### Task item
Give back the material word for word, every line included.

### Record set
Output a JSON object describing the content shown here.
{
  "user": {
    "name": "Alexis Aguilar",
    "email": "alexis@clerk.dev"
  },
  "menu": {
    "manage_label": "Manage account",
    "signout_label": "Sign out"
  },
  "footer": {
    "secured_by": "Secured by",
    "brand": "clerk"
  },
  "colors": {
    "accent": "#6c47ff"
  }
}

### Reply to the task
Output a JSON object describing the content shown here.
{
  "user": {
    "name": "Alexis Aguilar",
    "email": "alexis@clerk.dev"
  },
  "menu": {
    "manage_label": "Manage account",
    "signout_label": "Sign out"
  },
  "footer": {
    "secured_by": "Secured by",
    "brand": "clerk"
  },
  "colors": {
    "accent": "#6c47ff"
  }
}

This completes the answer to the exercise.